# Try it
Scan the listing for "shower" and copy out each line that has it.

:::::

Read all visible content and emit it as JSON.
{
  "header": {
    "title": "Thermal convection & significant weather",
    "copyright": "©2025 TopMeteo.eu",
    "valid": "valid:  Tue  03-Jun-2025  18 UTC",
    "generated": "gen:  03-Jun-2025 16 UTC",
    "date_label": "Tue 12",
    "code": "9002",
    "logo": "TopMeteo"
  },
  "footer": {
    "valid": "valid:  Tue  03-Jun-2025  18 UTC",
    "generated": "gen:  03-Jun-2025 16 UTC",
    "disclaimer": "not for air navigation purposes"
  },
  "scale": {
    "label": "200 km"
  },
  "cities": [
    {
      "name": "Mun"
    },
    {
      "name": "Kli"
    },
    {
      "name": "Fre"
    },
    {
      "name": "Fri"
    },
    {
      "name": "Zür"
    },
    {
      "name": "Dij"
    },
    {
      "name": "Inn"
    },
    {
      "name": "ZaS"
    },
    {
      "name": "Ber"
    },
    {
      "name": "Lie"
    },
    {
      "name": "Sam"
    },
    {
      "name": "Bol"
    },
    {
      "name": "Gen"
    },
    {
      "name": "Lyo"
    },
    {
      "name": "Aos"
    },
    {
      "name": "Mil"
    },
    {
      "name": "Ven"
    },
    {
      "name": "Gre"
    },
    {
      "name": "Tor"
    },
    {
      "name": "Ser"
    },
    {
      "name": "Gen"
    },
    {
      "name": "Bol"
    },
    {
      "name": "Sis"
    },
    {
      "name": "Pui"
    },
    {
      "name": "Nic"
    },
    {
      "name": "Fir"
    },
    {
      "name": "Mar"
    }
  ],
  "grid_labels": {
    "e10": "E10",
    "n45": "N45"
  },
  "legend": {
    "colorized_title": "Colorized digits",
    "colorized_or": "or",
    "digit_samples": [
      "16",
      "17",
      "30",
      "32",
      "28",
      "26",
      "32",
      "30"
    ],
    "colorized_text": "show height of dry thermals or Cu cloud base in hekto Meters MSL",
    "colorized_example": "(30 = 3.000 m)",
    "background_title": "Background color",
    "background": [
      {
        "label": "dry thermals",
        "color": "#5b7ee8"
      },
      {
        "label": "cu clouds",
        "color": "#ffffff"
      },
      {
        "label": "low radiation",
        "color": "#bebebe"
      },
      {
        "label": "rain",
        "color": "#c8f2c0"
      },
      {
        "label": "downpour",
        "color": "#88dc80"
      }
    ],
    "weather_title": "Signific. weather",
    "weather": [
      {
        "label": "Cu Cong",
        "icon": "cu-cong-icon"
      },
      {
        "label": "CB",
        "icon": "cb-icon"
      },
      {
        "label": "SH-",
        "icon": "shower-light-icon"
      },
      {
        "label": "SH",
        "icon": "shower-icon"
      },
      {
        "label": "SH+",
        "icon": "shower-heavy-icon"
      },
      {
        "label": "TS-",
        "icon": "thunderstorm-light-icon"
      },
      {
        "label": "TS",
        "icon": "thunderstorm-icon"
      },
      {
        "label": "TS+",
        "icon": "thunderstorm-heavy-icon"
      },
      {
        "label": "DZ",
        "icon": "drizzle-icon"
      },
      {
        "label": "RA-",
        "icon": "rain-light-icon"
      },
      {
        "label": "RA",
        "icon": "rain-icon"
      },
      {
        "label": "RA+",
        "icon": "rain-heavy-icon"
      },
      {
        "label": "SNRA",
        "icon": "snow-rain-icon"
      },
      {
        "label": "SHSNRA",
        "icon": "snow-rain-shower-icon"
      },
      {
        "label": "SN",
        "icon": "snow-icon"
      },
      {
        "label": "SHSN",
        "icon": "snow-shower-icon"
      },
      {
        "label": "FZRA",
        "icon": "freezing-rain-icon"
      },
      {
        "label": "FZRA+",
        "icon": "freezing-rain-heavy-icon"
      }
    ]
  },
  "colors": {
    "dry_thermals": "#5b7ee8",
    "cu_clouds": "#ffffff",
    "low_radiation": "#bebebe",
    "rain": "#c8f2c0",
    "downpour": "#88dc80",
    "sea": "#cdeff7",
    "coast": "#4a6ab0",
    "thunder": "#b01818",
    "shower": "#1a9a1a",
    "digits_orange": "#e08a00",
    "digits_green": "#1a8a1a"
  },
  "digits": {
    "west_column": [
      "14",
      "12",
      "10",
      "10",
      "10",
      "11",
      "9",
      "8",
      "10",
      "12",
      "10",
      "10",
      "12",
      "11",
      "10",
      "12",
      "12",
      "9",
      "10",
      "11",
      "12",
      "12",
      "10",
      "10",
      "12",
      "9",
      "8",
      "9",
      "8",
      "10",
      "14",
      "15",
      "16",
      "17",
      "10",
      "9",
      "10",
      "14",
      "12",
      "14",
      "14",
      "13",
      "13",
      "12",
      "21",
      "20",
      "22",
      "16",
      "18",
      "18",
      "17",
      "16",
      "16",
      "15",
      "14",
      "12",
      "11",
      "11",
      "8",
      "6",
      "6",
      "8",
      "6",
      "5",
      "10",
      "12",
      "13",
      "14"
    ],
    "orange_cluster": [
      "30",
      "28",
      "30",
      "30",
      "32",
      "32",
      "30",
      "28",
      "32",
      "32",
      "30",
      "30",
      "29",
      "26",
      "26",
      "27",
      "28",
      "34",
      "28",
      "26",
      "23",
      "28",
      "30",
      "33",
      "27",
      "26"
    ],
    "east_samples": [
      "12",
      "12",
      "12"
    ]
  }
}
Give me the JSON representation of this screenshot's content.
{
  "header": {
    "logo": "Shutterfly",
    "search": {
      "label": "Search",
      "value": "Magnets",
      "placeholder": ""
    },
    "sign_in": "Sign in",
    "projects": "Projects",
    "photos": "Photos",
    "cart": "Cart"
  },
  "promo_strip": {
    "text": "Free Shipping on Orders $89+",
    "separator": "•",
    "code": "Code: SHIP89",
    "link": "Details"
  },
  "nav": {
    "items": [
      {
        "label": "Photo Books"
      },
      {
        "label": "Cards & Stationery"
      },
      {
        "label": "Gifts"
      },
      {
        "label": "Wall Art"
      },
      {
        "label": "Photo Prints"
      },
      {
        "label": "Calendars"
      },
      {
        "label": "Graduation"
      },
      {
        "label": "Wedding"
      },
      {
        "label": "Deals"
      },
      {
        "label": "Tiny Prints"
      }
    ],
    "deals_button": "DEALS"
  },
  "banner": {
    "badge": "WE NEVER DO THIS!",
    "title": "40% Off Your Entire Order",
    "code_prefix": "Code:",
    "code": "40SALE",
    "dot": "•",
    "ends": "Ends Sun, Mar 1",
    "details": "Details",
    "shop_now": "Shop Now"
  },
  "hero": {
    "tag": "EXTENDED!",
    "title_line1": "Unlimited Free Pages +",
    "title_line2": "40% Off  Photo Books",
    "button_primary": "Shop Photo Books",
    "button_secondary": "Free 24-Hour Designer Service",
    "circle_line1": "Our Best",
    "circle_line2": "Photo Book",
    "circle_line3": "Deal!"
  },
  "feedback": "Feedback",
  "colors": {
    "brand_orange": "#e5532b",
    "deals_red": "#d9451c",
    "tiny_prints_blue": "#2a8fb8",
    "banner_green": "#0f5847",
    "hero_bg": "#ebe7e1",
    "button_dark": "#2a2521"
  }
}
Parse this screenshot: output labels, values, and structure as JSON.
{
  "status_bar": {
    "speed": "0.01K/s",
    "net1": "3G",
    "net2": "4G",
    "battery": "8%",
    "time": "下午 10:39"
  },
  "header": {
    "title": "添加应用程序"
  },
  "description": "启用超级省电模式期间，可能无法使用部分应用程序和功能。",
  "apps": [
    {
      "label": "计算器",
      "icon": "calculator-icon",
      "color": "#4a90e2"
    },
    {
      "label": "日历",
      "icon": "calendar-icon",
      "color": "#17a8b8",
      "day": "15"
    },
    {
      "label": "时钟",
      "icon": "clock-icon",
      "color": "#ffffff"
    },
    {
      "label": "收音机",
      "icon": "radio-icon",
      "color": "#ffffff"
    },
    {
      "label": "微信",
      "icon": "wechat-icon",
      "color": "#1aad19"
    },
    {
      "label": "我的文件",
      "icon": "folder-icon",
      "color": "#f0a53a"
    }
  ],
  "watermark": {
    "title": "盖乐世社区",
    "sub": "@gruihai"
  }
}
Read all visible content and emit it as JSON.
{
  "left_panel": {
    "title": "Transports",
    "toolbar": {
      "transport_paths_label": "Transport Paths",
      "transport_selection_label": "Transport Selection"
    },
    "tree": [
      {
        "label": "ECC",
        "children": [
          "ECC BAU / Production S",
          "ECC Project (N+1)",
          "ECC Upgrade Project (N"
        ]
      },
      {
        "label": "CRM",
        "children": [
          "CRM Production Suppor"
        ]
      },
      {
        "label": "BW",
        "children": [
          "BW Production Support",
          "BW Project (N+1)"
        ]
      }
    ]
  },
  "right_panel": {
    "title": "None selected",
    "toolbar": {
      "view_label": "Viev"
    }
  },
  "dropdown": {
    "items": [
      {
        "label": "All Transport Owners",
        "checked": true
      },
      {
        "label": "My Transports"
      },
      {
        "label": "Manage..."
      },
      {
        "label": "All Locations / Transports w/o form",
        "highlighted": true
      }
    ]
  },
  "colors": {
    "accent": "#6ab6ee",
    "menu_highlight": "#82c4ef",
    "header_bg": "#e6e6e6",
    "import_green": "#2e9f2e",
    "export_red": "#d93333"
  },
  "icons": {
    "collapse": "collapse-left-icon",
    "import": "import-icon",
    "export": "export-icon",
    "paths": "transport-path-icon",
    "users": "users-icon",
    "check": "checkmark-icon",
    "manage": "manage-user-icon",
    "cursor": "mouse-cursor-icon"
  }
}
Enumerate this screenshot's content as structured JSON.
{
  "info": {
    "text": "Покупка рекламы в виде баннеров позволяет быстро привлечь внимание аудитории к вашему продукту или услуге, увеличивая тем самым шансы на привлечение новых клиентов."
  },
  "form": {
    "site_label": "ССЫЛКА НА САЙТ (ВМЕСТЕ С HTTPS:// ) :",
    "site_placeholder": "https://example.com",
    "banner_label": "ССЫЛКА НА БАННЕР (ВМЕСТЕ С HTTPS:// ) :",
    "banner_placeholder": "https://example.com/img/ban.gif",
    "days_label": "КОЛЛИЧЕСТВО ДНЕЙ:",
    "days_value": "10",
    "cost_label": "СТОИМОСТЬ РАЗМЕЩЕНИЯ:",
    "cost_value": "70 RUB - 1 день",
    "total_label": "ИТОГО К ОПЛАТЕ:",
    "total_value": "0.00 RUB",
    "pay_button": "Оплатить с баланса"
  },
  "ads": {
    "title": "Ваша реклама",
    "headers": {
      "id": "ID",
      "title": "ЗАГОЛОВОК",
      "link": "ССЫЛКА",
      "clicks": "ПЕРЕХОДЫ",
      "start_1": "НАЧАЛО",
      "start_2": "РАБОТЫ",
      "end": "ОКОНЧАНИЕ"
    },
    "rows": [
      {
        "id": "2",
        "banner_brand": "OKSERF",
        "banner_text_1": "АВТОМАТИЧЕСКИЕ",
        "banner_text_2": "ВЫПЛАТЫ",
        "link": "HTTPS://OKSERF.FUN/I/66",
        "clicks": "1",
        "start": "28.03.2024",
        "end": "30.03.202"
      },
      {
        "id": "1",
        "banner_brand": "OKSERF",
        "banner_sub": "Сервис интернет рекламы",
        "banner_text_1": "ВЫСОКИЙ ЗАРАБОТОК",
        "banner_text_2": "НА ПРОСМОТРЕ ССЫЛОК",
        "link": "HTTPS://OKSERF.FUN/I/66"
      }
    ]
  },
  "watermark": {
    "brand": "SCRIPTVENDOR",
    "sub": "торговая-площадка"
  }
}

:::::

# Expected answer
        "icon": "shower-light-icon"
        "icon": "shower-icon"
        "icon": "shower-heavy-icon"
        "icon": "snow-rain-shower-icon"
        "icon": "snow-shower-icon"
    "shower": "#1a9a1a",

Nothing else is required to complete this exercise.